- [ASSIGNED TASK] Copy every line of the listing that holds the string "Nguyễn".

==================================================

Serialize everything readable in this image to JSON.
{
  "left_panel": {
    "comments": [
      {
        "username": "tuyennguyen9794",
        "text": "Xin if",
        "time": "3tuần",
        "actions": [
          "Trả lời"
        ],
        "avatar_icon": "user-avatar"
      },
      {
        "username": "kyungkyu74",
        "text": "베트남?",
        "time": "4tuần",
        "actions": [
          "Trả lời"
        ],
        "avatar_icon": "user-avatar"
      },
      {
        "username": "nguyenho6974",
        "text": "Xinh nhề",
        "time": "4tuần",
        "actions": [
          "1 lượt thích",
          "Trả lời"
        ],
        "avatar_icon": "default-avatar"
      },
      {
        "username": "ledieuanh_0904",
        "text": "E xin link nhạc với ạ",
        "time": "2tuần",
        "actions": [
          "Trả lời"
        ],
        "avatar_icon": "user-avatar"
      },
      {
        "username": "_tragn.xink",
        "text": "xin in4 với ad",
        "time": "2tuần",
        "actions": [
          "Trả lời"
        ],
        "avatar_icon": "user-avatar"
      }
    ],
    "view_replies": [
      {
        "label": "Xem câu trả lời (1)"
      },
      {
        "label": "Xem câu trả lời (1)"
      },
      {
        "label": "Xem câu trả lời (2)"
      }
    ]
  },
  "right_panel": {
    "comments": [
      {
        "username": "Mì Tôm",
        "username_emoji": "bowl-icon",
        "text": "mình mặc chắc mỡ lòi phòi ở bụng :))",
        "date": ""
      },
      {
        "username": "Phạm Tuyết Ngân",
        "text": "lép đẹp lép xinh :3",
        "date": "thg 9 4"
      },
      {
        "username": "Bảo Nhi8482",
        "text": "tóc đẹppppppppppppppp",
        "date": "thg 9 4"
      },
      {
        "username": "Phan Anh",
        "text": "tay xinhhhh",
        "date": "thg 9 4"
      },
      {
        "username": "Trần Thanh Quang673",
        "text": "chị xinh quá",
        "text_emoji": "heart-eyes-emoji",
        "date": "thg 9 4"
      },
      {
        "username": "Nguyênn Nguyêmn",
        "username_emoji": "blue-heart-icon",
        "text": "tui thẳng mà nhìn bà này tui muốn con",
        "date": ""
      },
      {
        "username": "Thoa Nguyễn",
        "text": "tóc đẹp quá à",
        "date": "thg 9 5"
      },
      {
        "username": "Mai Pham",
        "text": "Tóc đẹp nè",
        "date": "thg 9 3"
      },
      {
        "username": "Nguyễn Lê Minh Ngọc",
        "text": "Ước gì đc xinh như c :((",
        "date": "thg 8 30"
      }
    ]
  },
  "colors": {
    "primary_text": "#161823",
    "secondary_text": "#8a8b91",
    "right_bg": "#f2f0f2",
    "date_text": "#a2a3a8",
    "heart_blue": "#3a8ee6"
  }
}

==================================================

- [REPLY]
        "username": "Thoa Nguyễn",
        "username": "Nguyễn Lê Minh Ngọc",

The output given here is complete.